(Photo: Evening Standard)

Are you having trouble sleeping? It’s probably because you’re sleeping alone. Get yourself a partner, BUZZ Fam, and watch your sleeping habits change. Well, that’s according to researchers at the Centre for Integrative Psychiatry (ZIP) in Schleswig-Holstein, northern Germany. 

According to the researchers, couples who share a bed get better sleep resulting in improved mental health, memory and problem-solving skills.

So the researchers recruited 12 young, healthy, heterosexual couples who spent four nights in their ‘sleep laboratory’.

The team then measured sleep using polysomnography- this is an exact and comprehensive sleep test study that captures sleep information using various factors.  

Participants were fitted with polysomnography equipment, which measures brain waves to movements, respiration, muscle tension, movements, heart activity and more – when they slept with their partner and when they slept apart. 
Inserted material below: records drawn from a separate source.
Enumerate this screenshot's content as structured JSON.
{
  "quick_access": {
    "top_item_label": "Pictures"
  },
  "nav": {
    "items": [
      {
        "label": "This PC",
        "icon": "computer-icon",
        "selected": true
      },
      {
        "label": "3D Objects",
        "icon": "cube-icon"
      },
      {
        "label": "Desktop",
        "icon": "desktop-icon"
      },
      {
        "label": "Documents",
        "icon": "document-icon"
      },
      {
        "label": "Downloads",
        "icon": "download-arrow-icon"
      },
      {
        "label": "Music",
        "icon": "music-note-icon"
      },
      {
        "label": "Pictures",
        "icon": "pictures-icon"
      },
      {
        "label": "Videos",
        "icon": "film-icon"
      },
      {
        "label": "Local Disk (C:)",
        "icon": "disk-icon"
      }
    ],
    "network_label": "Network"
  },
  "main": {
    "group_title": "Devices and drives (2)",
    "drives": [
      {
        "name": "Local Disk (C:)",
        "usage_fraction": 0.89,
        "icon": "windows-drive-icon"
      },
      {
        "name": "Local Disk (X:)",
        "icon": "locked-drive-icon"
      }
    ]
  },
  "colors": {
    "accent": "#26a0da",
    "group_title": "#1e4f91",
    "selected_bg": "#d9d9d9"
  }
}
The couples were also asked to complete questionnaires designed to measure relationship characteristics, such as relationship duration, degree of ‘passionate love’ and relationship depth.

Ultimately the researchers concluded that sleeping together enhances and stabilises rapid-eye-movement (REM) sleep. REM sleep, in turn, improves our social interactions and reduces emotional stress.

REM sleep was both increased and less disrupted in couples sleeping together compared to when they slept individually, they found.  

Couples with a strong relationship depth also showed synchronised sleep patterns when sleeping together. 

This synchronisation, which was not linked to the fact that partners disturb each other during the night, was positively associated with relationship depth. 

In order words, the higher participants rated the significance of their relationship to their life, the stronger the synchronisation with their partner. 

The study was published in the journal Frontiers.